Provide only the number of lines in the following data that contain "Ctrl".

::: Information given :::

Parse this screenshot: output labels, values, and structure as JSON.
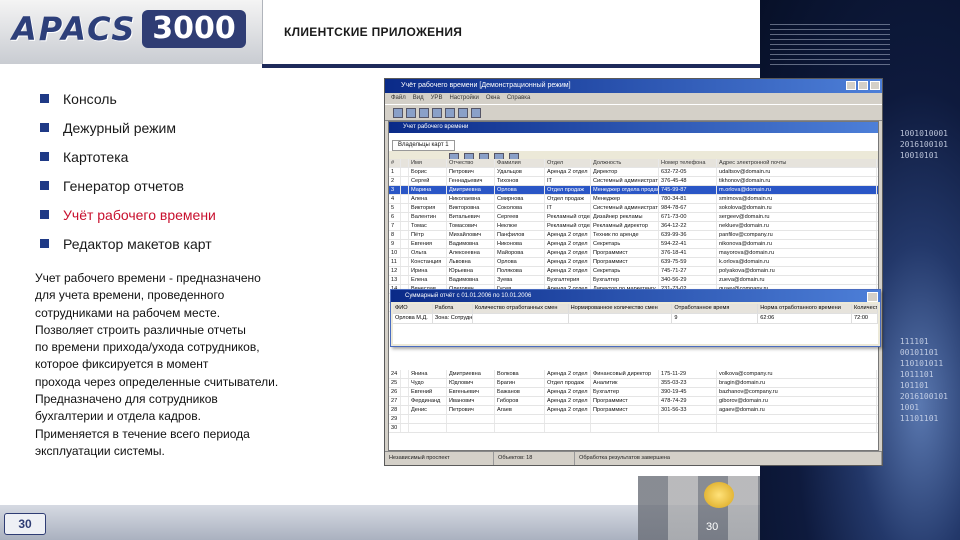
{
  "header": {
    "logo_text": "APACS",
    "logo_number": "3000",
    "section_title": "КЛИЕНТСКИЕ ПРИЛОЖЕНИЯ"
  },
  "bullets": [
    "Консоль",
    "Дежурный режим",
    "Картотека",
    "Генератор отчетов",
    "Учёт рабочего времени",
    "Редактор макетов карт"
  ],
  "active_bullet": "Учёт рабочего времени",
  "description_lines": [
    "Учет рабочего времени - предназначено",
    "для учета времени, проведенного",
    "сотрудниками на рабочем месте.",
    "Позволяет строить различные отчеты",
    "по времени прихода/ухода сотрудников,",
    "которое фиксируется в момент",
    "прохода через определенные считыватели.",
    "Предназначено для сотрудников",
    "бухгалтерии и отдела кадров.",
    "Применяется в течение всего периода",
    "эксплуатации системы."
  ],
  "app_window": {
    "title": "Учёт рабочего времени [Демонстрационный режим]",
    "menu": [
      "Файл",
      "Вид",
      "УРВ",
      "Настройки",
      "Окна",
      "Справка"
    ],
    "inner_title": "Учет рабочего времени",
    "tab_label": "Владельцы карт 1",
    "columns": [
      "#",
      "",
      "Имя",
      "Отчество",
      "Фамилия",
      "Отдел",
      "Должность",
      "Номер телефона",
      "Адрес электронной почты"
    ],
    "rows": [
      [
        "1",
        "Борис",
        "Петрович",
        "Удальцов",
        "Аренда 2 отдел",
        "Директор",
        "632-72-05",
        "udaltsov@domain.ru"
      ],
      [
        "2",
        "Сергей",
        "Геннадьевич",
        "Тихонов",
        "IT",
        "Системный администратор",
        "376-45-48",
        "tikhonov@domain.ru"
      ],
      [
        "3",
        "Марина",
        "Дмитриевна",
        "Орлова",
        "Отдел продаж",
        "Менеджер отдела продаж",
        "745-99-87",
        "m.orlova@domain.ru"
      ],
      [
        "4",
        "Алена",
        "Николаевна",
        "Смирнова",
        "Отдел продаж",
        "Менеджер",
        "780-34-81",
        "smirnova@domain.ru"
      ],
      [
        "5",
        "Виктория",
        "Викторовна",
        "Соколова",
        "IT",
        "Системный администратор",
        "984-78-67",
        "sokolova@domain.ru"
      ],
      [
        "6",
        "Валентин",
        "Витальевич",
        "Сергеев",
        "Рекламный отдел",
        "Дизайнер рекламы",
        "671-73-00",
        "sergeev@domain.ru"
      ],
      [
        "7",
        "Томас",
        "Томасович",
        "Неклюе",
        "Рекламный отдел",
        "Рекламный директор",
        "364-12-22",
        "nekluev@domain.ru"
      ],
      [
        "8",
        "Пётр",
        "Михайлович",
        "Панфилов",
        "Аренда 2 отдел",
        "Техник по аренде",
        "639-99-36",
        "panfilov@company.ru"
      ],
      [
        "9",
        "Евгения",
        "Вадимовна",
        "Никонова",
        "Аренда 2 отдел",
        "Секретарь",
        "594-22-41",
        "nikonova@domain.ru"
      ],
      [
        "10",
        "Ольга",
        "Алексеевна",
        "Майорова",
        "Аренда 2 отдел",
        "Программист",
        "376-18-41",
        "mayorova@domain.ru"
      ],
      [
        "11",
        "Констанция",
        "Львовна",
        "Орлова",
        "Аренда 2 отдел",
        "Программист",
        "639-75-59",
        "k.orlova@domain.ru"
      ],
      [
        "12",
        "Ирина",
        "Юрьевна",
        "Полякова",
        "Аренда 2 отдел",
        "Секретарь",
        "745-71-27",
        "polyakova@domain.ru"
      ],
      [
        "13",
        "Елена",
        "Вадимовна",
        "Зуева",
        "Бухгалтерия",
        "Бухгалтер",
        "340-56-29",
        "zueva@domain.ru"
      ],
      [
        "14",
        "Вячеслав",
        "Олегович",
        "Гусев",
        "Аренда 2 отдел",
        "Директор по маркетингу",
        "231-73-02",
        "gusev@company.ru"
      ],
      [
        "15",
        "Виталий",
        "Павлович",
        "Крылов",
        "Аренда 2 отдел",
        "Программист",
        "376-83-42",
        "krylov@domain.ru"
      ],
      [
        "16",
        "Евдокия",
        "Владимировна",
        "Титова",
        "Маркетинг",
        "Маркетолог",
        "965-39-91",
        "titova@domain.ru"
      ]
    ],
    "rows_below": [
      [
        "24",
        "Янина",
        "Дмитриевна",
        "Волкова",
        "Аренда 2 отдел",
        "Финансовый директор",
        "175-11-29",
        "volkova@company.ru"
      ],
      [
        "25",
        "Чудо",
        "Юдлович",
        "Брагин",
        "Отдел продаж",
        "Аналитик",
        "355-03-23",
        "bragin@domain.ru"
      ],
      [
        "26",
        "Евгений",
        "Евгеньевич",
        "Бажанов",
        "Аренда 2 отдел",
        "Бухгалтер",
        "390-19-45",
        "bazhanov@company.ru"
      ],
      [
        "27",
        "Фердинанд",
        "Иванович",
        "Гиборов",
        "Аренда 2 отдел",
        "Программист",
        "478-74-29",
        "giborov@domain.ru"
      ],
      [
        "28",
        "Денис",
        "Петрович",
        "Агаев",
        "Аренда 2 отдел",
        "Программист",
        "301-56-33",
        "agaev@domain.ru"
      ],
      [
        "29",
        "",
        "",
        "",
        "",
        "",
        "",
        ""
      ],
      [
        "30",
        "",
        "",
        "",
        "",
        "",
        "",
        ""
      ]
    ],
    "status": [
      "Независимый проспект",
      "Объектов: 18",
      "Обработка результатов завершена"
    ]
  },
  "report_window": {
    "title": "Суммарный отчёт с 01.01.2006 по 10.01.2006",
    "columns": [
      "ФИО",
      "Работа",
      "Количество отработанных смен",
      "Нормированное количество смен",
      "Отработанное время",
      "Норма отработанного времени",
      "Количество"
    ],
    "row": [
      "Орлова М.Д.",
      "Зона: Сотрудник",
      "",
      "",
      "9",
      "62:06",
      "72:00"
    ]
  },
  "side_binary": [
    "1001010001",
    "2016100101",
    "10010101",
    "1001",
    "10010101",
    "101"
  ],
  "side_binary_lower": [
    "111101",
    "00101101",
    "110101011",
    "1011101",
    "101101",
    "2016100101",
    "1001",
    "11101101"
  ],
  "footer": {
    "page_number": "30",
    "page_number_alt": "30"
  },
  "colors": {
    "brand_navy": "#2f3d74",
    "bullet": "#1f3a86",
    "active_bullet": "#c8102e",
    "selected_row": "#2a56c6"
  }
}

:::
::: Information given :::

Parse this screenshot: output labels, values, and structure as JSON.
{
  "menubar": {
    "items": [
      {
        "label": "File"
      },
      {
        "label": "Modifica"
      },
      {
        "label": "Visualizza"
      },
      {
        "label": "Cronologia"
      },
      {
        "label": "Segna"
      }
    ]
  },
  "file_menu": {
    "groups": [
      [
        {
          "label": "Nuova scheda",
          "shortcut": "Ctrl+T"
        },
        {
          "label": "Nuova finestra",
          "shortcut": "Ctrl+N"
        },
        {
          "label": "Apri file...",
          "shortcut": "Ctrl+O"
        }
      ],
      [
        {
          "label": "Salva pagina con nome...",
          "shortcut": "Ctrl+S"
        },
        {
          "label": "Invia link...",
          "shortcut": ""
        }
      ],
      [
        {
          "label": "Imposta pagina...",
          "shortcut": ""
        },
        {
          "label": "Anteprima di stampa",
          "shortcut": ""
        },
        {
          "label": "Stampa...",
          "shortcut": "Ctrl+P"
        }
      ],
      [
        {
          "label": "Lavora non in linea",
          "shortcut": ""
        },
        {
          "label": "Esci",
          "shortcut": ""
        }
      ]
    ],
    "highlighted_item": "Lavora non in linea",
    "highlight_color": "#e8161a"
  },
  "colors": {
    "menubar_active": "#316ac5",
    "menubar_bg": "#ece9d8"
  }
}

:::

▶ **Reply to the task**: 5